How antibiotic resistance happens. Click the image above for a larger, clearer version.

Antimicrobial treatment no longer serves their desired effect, which in turn will increase the risk of poor outcomes in patients with an infection caused by antimicrobial resistance.

During the COVID-19 pandemic, there was a significant increase in antibiotic prescriptions despite a relatively low bacterial co-infection rate.

The misuse of antibiotics in these patients can result in increased selective pressure for antimicrobial resistance leading to a lasting consequence of the COVID-19 pandemic .

Apart from overprescribing of antibiotics unnecessarily, the increased risk of antimicrobial resistance is compounded by the lack of awareness of appropriate antibiotic use and a poor understanding on the consequences of misusing antibiotics among the public .

It is estimated that drug resistance claims 700,000 lives every year, and this toll is projected to increase exponentially to 10 million a year by 2050 without immediate action.


Development of new antibiotics may not be fast enough to replace those that have become less effective due to antimicrobial resistance

The discovery of antibiotics was a turning point in human history, revolutionizing medicine and increasing the survival rates of infected patients over time.

However, the growing burden of antimicrobial resistance threatens the return to a world with a scarcity of effective treatments for even common bacterial infections such as urinary tract infection, pneumonia, skin infection, and surgical site infections.

As the effects of antimicrobial resistance continue to increase today, the discovery and development of new antimicrobials is not able to keep up against the emergence of AMR.

There is an urgent need for new antibacterial drugs in the market, but with this, comes the importance of ensuring that these antibiotics are used wisely.

Patients should be prescribed antibiotics only when needed, at the right dose, frequency, and duration. Otherwise the new antibiotics will also suffer the same fate as its predecessors and eventually lose effectiveness .

Antimicrobial resistance can also result in productivity loss caused by sickness and premature death, as well as rise of healthcare cost that stems from prolonged hospital stays and care

Without effective tools for the prevention and adequate treatment of drug-resistant infections, treatment may fail for an increasing number of patients. There will also be an increased risk in major medical procedures such as surgery, chemotherapy, and organ transplants .

  1. We should only take antibiotics when prescribed by a doctor and correctly follow the prescription directions.
  2. Don’t demand for antibiotics and buy medication without a prescription, or share or take leftover antibiotics.
  3. Maintain strict infection prevention measures such as hand hygiene to reduce the spread of antimicrobial resistance organisms.
  4. There is now increasing evidence that certain vaccines currently available for infectious diseases can decrease the risks of AMR by preventing bacterial and viral infections.

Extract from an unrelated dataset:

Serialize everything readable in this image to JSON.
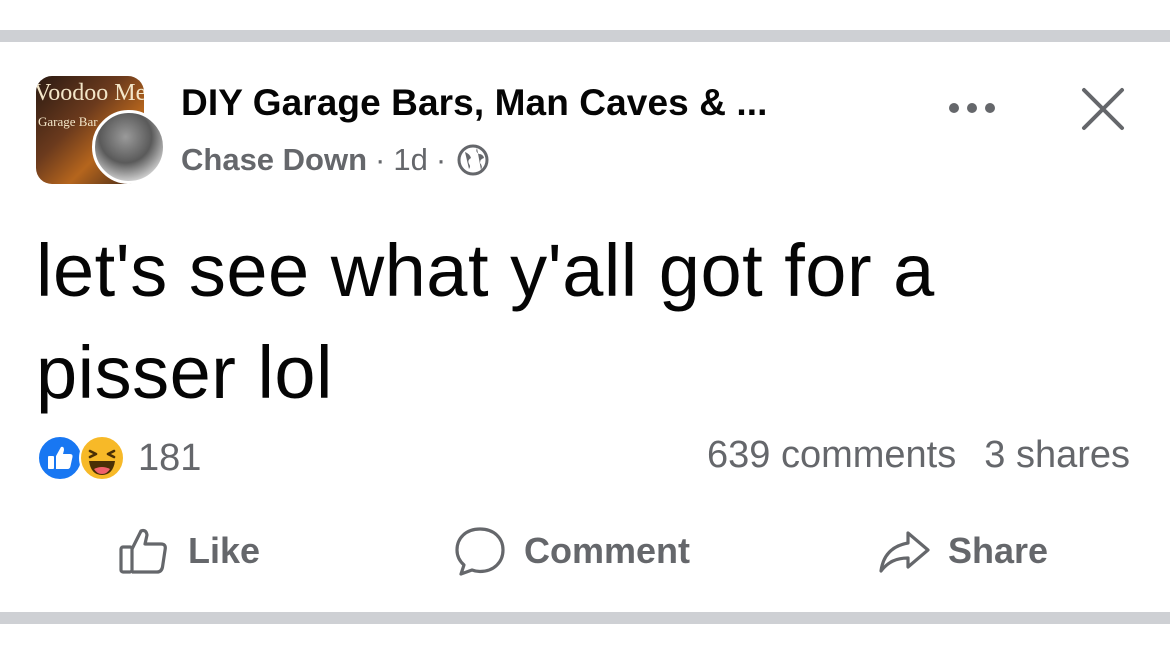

Keeping up to date on vaccination schedules. particularly for children and elderlies, may be able to reduce the use of antibiotics, and thus prevent antibiotic-resistant infections.

Besides creating awareness among consumers and healthcare professionals, combatting antimicrobial resistance also requires action from governments, policymakers, and industry players to really address the crux of the issue.

Investment is required in antibiotic research and development, both as a tool to control novel disease outbreaks, and to treat known pathogens developing resistance to currently available treatments.

We must learn from the COVID-19 pandemic to address the next global and public health threat. We have seen that it is indeed possible for all parties to work together to reduce the spread of COVID-19—from citizens adhering to new SOPs, pharmaceutical companies driving innovations that led to the creation of vaccines and COVID-19 treatment, and governments who put in place and enforced guidelines for the people, while also supporting the R&D of these innovations.

The same urgency is needed so that we can prevent the next public health crisis.